* _WORK INSTRUCTION_:
Return all the entries. Match them word for word.

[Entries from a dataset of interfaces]
★ ★ ★ ★

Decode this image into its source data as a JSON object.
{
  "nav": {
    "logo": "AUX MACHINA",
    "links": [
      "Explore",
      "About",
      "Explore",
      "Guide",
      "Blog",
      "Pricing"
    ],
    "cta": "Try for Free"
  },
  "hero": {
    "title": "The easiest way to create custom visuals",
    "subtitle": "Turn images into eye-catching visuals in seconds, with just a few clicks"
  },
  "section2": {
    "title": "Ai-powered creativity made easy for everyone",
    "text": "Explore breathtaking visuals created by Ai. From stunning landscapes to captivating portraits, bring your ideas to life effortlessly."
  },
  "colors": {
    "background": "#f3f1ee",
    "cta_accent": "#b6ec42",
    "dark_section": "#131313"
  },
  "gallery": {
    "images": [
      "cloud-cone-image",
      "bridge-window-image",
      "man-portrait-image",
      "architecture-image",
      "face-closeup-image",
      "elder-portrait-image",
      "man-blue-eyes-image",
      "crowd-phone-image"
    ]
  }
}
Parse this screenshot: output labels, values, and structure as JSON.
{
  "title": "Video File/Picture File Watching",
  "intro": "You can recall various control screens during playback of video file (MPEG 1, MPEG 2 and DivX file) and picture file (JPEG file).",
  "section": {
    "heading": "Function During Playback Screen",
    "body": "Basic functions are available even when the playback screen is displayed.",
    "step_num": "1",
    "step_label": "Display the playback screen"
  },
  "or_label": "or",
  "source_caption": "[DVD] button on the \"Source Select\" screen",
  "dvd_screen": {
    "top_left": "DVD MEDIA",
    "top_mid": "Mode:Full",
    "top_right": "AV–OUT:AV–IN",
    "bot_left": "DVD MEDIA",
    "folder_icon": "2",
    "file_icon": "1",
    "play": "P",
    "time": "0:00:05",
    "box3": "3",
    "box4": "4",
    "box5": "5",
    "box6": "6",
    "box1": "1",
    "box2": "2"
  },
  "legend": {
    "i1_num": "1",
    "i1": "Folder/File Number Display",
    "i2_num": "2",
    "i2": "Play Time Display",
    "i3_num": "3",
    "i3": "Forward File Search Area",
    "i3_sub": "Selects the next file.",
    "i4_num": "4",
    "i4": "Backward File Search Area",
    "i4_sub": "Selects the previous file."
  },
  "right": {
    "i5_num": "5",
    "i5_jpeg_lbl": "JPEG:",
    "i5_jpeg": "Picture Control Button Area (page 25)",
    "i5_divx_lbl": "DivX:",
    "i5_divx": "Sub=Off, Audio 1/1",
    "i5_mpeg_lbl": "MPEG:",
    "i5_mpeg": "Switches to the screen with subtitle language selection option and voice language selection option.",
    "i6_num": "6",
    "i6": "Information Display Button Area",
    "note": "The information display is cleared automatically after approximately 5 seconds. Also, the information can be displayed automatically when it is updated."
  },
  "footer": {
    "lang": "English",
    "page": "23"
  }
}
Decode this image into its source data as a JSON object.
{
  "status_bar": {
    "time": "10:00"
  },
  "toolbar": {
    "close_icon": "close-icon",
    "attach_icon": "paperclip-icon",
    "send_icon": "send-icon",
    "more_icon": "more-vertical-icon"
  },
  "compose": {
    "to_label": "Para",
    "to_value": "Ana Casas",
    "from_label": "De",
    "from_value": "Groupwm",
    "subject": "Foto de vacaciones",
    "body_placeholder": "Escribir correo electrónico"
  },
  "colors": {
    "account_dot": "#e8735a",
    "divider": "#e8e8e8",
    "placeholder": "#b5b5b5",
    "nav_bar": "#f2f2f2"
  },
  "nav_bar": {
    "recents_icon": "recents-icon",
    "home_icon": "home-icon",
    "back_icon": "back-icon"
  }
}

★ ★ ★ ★

* _EXERCISE OUTPUT_:
Decode this image into its source data as a JSON object.
{
  "nav": {
    "logo": "AUX MACHINA",
    "links": [
      "Explore",
      "About",
      "Explore",
      "Guide",
      "Blog",
      "Pricing"
    ],
    "cta": "Try for Free"
  },
  "hero": {
    "title": "The easiest way to create custom visuals",
    "subtitle": "Turn images into eye-catching visuals in seconds, with just a few clicks"
  },
  "section2": {
    "title": "Ai-powered creativity made easy for everyone",
    "text": "Explore breathtaking visuals created by Ai. From stunning landscapes to captivating portraits, bring your ideas to life effortlessly."
  },
  "colors": {
    "background": "#f3f1ee",
    "cta_accent": "#b6ec42",
    "dark_section": "#131313"
  },
  "gallery": {
    "images": [
      "cloud-cone-image",
      "bridge-window-image",
      "man-portrait-image",
      "architecture-image",
      "face-closeup-image",
      "elder-portrait-image",
      "man-blue-eyes-image",
      "crowd-phone-image"
    ]
  }
}
Parse this screenshot: output labels, values, and structure as JSON.
{
  "title": "Video File/Picture File Watching",
  "intro": "You can recall various control screens during playback of video file (MPEG 1, MPEG 2 and DivX file) and picture file (JPEG file).",
  "section": {
    "heading": "Function During Playback Screen",
    "body": "Basic functions are available even when the playback screen is displayed.",
    "step_num": "1",
    "step_label": "Display the playback screen"
  },
  "or_label": "or",
  "source_caption": "[DVD] button on the \"Source Select\" screen",
  "dvd_screen": {
    "top_left": "DVD MEDIA",
    "top_mid": "Mode:Full",
    "top_right": "AV–OUT:AV–IN",
    "bot_left": "DVD MEDIA",
    "folder_icon": "2",
    "file_icon": "1",
    "play": "P",
    "time": "0:00:05",
    "box3": "3",
    "box4": "4",
    "box5": "5",
    "box6": "6",
    "box1": "1",
    "box2": "2"
  },
  "legend": {
    "i1_num": "1",
    "i1": "Folder/File Number Display",
    "i2_num": "2",
    "i2": "Play Time Display",
    "i3_num": "3",
    "i3": "Forward File Search Area",
    "i3_sub": "Selects the next file.",
    "i4_num": "4",
    "i4": "Backward File Search Area",
    "i4_sub": "Selects the previous file."
  },
  "right": {
    "i5_num": "5",
    "i5_jpeg_lbl": "JPEG:",
    "i5_jpeg": "Picture Control Button Area (page 25)",
    "i5_divx_lbl": "DivX:",
    "i5_divx": "Sub=Off, Audio 1/1",
    "i5_mpeg_lbl": "MPEG:",
    "i5_mpeg": "Switches to the screen with subtitle language selection option and voice language selection option.",
    "i6_num": "6",
    "i6": "Information Display Button Area",
    "note": "The information display is cleared automatically after approximately 5 seconds. Also, the information can be displayed automatically when it is updated."
  },
  "footer": {
    "lang": "English",
    "page": "23"
  }
}
Decode this image into its source data as a JSON object.
{
  "status_bar": {
    "time": "10:00"
  },
  "toolbar": {
    "close_icon": "close-icon",
    "attach_icon": "paperclip-icon",
    "send_icon": "send-icon",
    "more_icon": "more-vertical-icon"
  },
  "compose": {
    "to_label": "Para",
    "to_value": "Ana Casas",
    "from_label": "De",
    "from_value": "Groupwm",
    "subject": "Foto de vacaciones",
    "body_placeholder": "Escribir correo electrónico"
  },
  "colors": {
    "account_dot": "#e8735a",
    "divider": "#e8e8e8",
    "placeholder": "#b5b5b5",
    "nav_bar": "#f2f2f2"
  },
  "nav_bar": {
    "recents_icon": "recents-icon",
    "home_icon": "home-icon",
    "back_icon": "back-icon"
  }
}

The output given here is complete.